(App and web page records)
------------------------------------------------------------

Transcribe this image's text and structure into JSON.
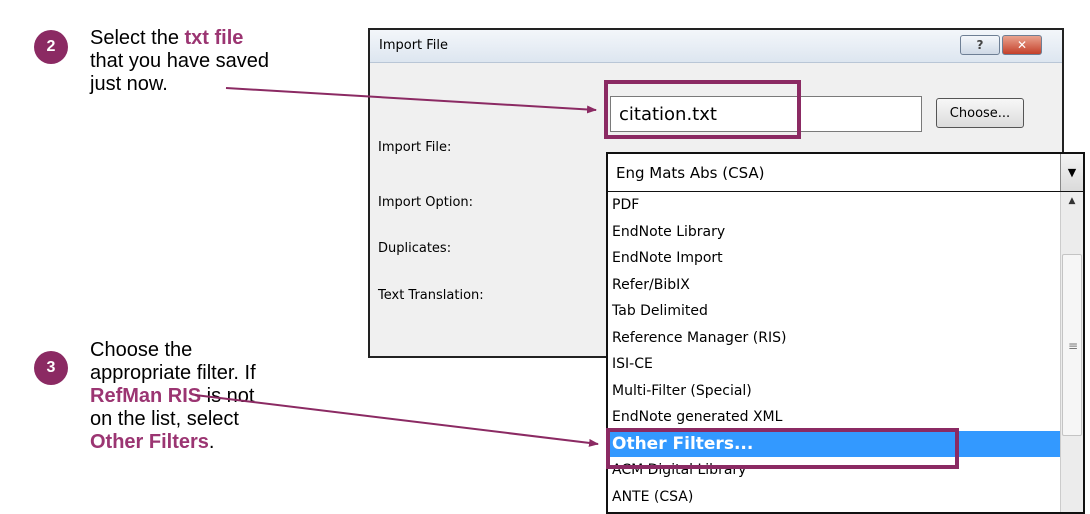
{
  "steps": [
    {
      "number": "2",
      "lines": [
        {
          "before": "Select the ",
          "highlight": "txt file",
          "after": ""
        },
        {
          "before": "that you have saved",
          "highlight": "",
          "after": ""
        },
        {
          "before": "just now.",
          "highlight": "",
          "after": ""
        }
      ]
    },
    {
      "number": "3",
      "lines": [
        {
          "before": "Choose the",
          "highlight": "",
          "after": ""
        },
        {
          "before": "appropriate filter.  If",
          "highlight": "",
          "after": ""
        },
        {
          "before": "",
          "highlight": "RefMan RIS",
          "after": " is not"
        },
        {
          "before": "on the list, select",
          "highlight": "",
          "after": ""
        },
        {
          "before": "",
          "highlight": "Other Filters",
          "after": "."
        }
      ]
    }
  ],
  "dialog": {
    "title": "Import File",
    "help_label": "?",
    "close_label": "✕",
    "labels": {
      "import_file": "Import File:",
      "import_option": "Import Option:",
      "duplicates": "Duplicates:",
      "text_translation": "Text Translation:"
    },
    "import_file_value": "citation.txt",
    "choose_label": "Choose...",
    "import_option_value": "Eng Mats Abs (CSA)",
    "options": [
      "PDF",
      "EndNote Library",
      "EndNote Import",
      "Refer/BibIX",
      "Tab Delimited",
      "Reference Manager (RIS)",
      "ISI-CE",
      "Multi-Filter (Special)",
      "EndNote generated XML",
      "Other Filters...",
      "ACM Digital Library",
      "ANTE (CSA)"
    ],
    "selected_option": "Other Filters..."
  },
  "colors": {
    "accent": "#8b2a63",
    "highlight_text": "#9b3572",
    "selection": "#3399ff"
  }
}
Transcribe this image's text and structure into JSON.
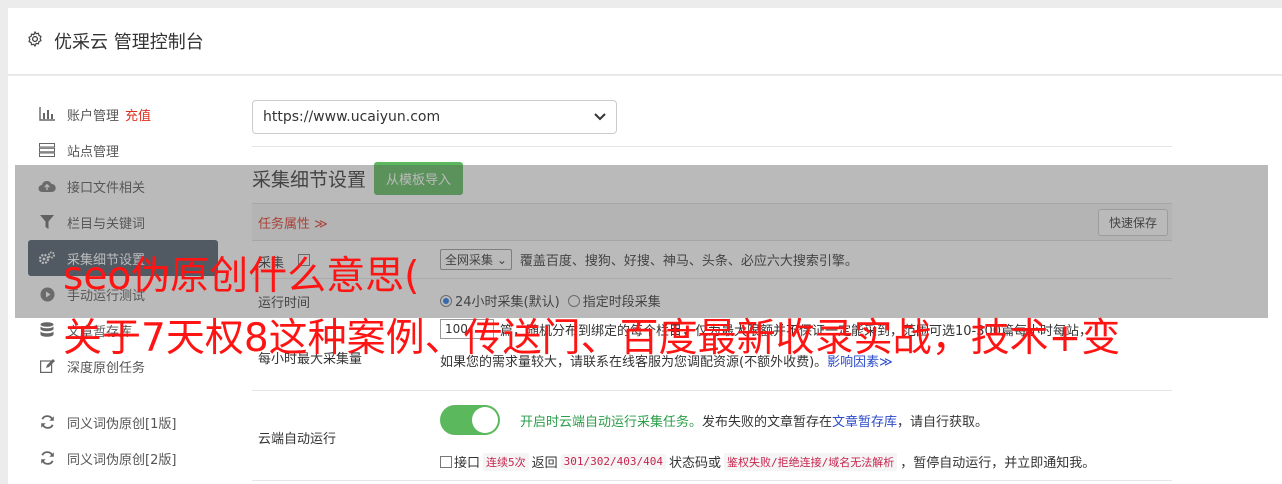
{
  "header": {
    "title": "优采云 管理控制台"
  },
  "sidebar": {
    "items": [
      {
        "label": "账户管理",
        "icon": "bar-chart-icon",
        "badge": "充值"
      },
      {
        "label": "站点管理",
        "icon": "server-icon"
      },
      {
        "label": "接口文件相关",
        "icon": "cloud-upload-icon"
      },
      {
        "label": "栏目与关键词",
        "icon": "filter-icon"
      },
      {
        "label": "采集细节设置",
        "icon": "gears-icon",
        "active": true
      },
      {
        "label": "手动运行测试",
        "icon": "play-circle-icon"
      },
      {
        "label": "文章暂存库",
        "icon": "database-icon"
      },
      {
        "label": "深度原创任务",
        "icon": "edit-icon"
      }
    ],
    "items2": [
      {
        "label": "同义词伪原创[1版]",
        "icon": "refresh-icon"
      },
      {
        "label": "同义词伪原创[2版]",
        "icon": "refresh-icon"
      }
    ]
  },
  "content": {
    "site_select": "https://www.ucaiyun.com",
    "section_title": "采集细节设置",
    "import_button": "从模板导入",
    "task_tab": "任务属性 ≫",
    "save_button": "快速保存",
    "rows": {
      "collect": {
        "label": "采集",
        "select": "全网采集",
        "desc": "覆盖百度、搜狗、好搜、神马、头条、必应六大搜索引擎。"
      },
      "runtime": {
        "label": "运行时间",
        "opt1": "24小时采集(默认)",
        "opt2": "指定时段采集"
      },
      "max": {
        "label": "每小时最大采集量",
        "value": "100",
        "line1": "篇，随机分布到绑定的每个栏目，仅为最大限额并不保证一定能采到，范围可选10-300篇每小时每站，",
        "line2": "如果您的需求量较大，请联系在线客服为您调配资源(不额外收费)。",
        "link": "影响因素≫"
      },
      "cloud": {
        "label": "云端自动运行",
        "green_text": "开启时云端自动运行采集任务。",
        "text2": "发布失败的文章暂存在",
        "link": "文章暂存库",
        "text3": "，请自行获取。",
        "cb_label": "接口",
        "code1": "连续5次",
        "t1": "返回",
        "code2": "301/302/403/404",
        "t2": "状态码或",
        "code3": "鉴权失败/拒绝连接/域名无法解析",
        "t3": "，暂停自动运行，并立即通知我。"
      }
    }
  },
  "overlay": {
    "line1": "seo伪原创什么意思(",
    "line2": "关于7天权8这种案例、传送门、百度最新收录实战，技术+变"
  },
  "colors": {
    "accent_green": "#5cb85c",
    "active_nav": "#4a5a6a",
    "red": "#e0301e",
    "link": "#2a4ac8"
  }
}
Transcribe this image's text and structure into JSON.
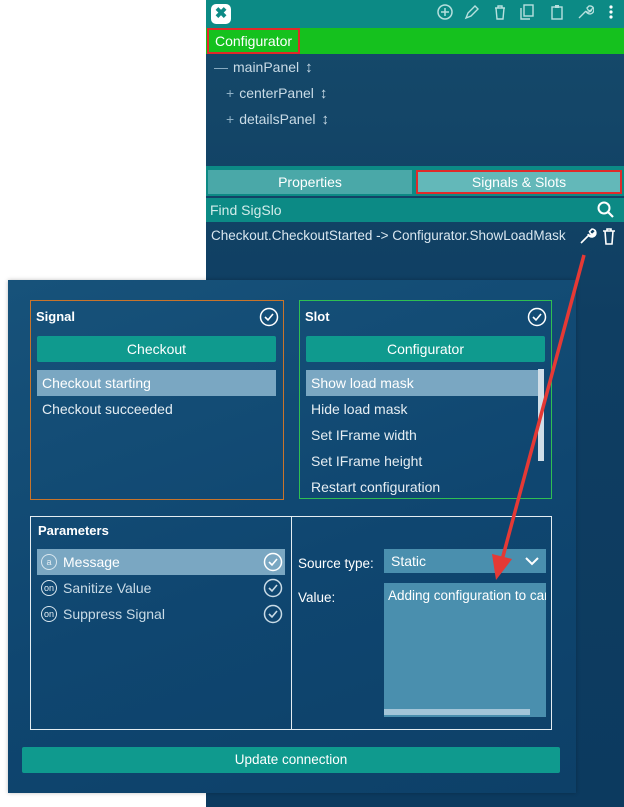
{
  "toolbar": {
    "logo": "✖",
    "icons": [
      "add-icon",
      "edit-icon",
      "delete-icon",
      "copy-icon",
      "paste-icon",
      "wrench-icon",
      "more-vertical-icon"
    ]
  },
  "tree": {
    "root_label": "Configurator",
    "items": [
      {
        "glyph": "—",
        "label": "mainPanel",
        "resize": "↕"
      },
      {
        "glyph": "+",
        "label": "centerPanel",
        "resize": "↕"
      },
      {
        "glyph": "+",
        "label": "detailsPanel",
        "resize": "↕"
      }
    ]
  },
  "tabs": {
    "properties": "Properties",
    "signals_slots": "Signals & Slots"
  },
  "search": {
    "placeholder": "Find SigSlo"
  },
  "connection": {
    "text": "Checkout.CheckoutStarted -> Configurator.ShowLoadMask"
  },
  "dialog": {
    "signal": {
      "title": "Signal",
      "component": "Checkout",
      "items": [
        "Checkout starting",
        "Checkout succeeded"
      ],
      "selected_index": 0
    },
    "slot": {
      "title": "Slot",
      "component": "Configurator",
      "items": [
        "Show load mask",
        "Hide load mask",
        "Set IFrame width",
        "Set IFrame height",
        "Restart configuration"
      ],
      "selected_index": 0
    },
    "parameters": {
      "title": "Parameters",
      "items": [
        {
          "badge": "a",
          "label": "Message"
        },
        {
          "badge": "on",
          "label": "Sanitize Value"
        },
        {
          "badge": "on",
          "label": "Suppress Signal"
        }
      ],
      "selected_index": 0,
      "source_type_label": "Source type:",
      "source_type_value": "Static",
      "value_label": "Value:",
      "value_text": "Adding configuration to cart..."
    },
    "update_button": "Update connection"
  },
  "colors": {
    "toolbar": "#0c8a85",
    "configurator_bar": "#15c11e",
    "highlight_border": "#e02a2a",
    "signal_border": "#c8742b",
    "slot_border": "#2fbf52",
    "button": "#0f9a8e",
    "selected_row": "#7aa7c2"
  }
}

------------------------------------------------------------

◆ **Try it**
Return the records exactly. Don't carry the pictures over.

◆ **Written answer**
Transcribe this image's text and structure into JSON.
{
  "steps": [
    {
      "number": "2",
      "lines": [
        {
          "before": "Select the ",
          "highlight": "txt file",
          "after": ""
        },
        {
          "before": "that you have saved",
          "highlight": "",
          "after": ""
        },
        {
          "before": "just now.",
          "highlight": "",
          "after": ""
        }
      ]
    },
    {
      "number": "3",
      "lines": [
        {
          "before": "Choose the",
          "highlight": "",
          "after": ""
        },
        {
          "before": "appropriate filter.  If",
          "highlight": "",
          "after": ""
        },
        {
          "before": "",
          "highlight": "RefMan RIS",
          "after": " is not"
        },
        {
          "before": "on the list, select",
          "highlight": "",
          "after": ""
        },
        {
          "before": "",
          "highlight": "Other Filters",
          "after": "."
        }
      ]
    }
  ],
  "dialog": {
    "title": "Import File",
    "help_label": "?",
    "close_label": "✕",
    "labels": {
      "import_file": "Import File:",
      "import_option": "Import Option:",
      "duplicates": "Duplicates:",
      "text_translation": "Text Translation:"
    },
    "import_file_value": "citation.txt",
    "choose_label": "Choose...",
    "import_option_value": "Eng Mats Abs (CSA)",
    "options": [
      "PDF",
      "EndNote Library",
      "EndNote Import",
      "Refer/BibIX",
      "Tab Delimited",
      "Reference Manager (RIS)",
      "ISI-CE",
      "Multi-Filter (Special)",
      "EndNote generated XML",
      "Other Filters...",
      "ACM Digital Library",
      "ANTE (CSA)"
    ],
    "selected_option": "Other Filters..."
  },
  "colors": {
    "accent": "#8b2a63",
    "highlight_text": "#9b3572",
    "selection": "#3399ff"
  }
}
Transcribe this image's text and structure into JSON.
{
  "header": {
    "title": "优采云 管理控制台"
  },
  "sidebar": {
    "items": [
      {
        "label": "账户管理",
        "icon": "bar-chart-icon",
        "badge": "充值"
      },
      {
        "label": "站点管理",
        "icon": "server-icon"
      },
      {
        "label": "接口文件相关",
        "icon": "cloud-upload-icon"
      },
      {
        "label": "栏目与关键词",
        "icon": "filter-icon"
      },
      {
        "label": "采集细节设置",
        "icon": "gears-icon",
        "active": true
      },
      {
        "label": "手动运行测试",
        "icon": "play-circle-icon"
      },
      {
        "label": "文章暂存库",
        "icon": "database-icon"
      },
      {
        "label": "深度原创任务",
        "icon": "edit-icon"
      }
    ],
    "items2": [
      {
        "label": "同义词伪原创[1版]",
        "icon": "refresh-icon"
      },
      {
        "label": "同义词伪原创[2版]",
        "icon": "refresh-icon"
      }
    ]
  },
  "content": {
    "site_select": "https://www.ucaiyun.com",
    "section_title": "采集细节设置",
    "import_button": "从模板导入",
    "task_tab": "任务属性 ≫",
    "save_button": "快速保存",
    "rows": {
      "collect": {
        "label": "采集",
        "select": "全网采集",
        "desc": "覆盖百度、搜狗、好搜、神马、头条、必应六大搜索引擎。"
      },
      "runtime": {
        "label": "运行时间",
        "opt1": "24小时采集(默认)",
        "opt2": "指定时段采集"
      },
      "max": {
        "label": "每小时最大采集量",
        "value": "100",
        "line1": "篇，随机分布到绑定的每个栏目，仅为最大限额并不保证一定能采到，范围可选10-300篇每小时每站，",
        "line2": "如果您的需求量较大，请联系在线客服为您调配资源(不额外收费)。",
        "link": "影响因素≫"
      },
      "cloud": {
        "label": "云端自动运行",
        "green_text": "开启时云端自动运行采集任务。",
        "text2": "发布失败的文章暂存在",
        "link": "文章暂存库",
        "text3": "，请自行获取。",
        "cb_label": "接口",
        "code1": "连续5次",
        "t1": "返回",
        "code2": "301/302/403/404",
        "t2": "状态码或",
        "code3": "鉴权失败/拒绝连接/域名无法解析",
        "t3": "，暂停自动运行，并立即通知我。"
      }
    }
  },
  "overlay": {
    "line1": "seo伪原创什么意思(",
    "line2": "关于7天权8这种案例、传送门、百度最新收录实战，技术+变"
  },
  "colors": {
    "accent_green": "#5cb85c",
    "active_nav": "#4a5a6a",
    "red": "#e0301e",
    "link": "#2a4ac8"
  }
}
Transcribe this image's text and structure into JSON.
{
  "toolbar": {
    "logo": "✖",
    "icons": [
      "add-icon",
      "edit-icon",
      "delete-icon",
      "copy-icon",
      "paste-icon",
      "wrench-icon",
      "more-vertical-icon"
    ]
  },
  "tree": {
    "root_label": "Configurator",
    "items": [
      {
        "glyph": "—",
        "label": "mainPanel",
        "resize": "↕"
      },
      {
        "glyph": "+",
        "label": "centerPanel",
        "resize": "↕"
      },
      {
        "glyph": "+",
        "label": "detailsPanel",
        "resize": "↕"
      }
    ]
  },
  "tabs": {
    "properties": "Properties",
    "signals_slots": "Signals & Slots"
  },
  "search": {
    "placeholder": "Find SigSlo"
  },
  "connection": {
    "text": "Checkout.CheckoutStarted -> Configurator.ShowLoadMask"
  },
  "dialog": {
    "signal": {
      "title": "Signal",
      "component": "Checkout",
      "items": [
        "Checkout starting",
        "Checkout succeeded"
      ],
      "selected_index": 0
    },
    "slot": {
      "title": "Slot",
      "component": "Configurator",
      "items": [
        "Show load mask",
        "Hide load mask",
        "Set IFrame width",
        "Set IFrame height",
        "Restart configuration"
      ],
      "selected_index": 0
    },
    "parameters": {
      "title": "Parameters",
      "items": [
        {
          "badge": "a",
          "label": "Message"
        },
        {
          "badge": "on",
          "label": "Sanitize Value"
        },
        {
          "badge": "on",
          "label": "Suppress Signal"
        }
      ],
      "selected_index": 0,
      "source_type_label": "Source type:",
      "source_type_value": "Static",
      "value_label": "Value:",
      "value_text": "Adding configuration to cart..."
    },
    "update_button": "Update connection"
  },
  "colors": {
    "toolbar": "#0c8a85",
    "configurator_bar": "#15c11e",
    "highlight_border": "#e02a2a",
    "signal_border": "#c8742b",
    "slot_border": "#2fbf52",
    "button": "#0f9a8e",
    "selected_row": "#7aa7c2"
  }
}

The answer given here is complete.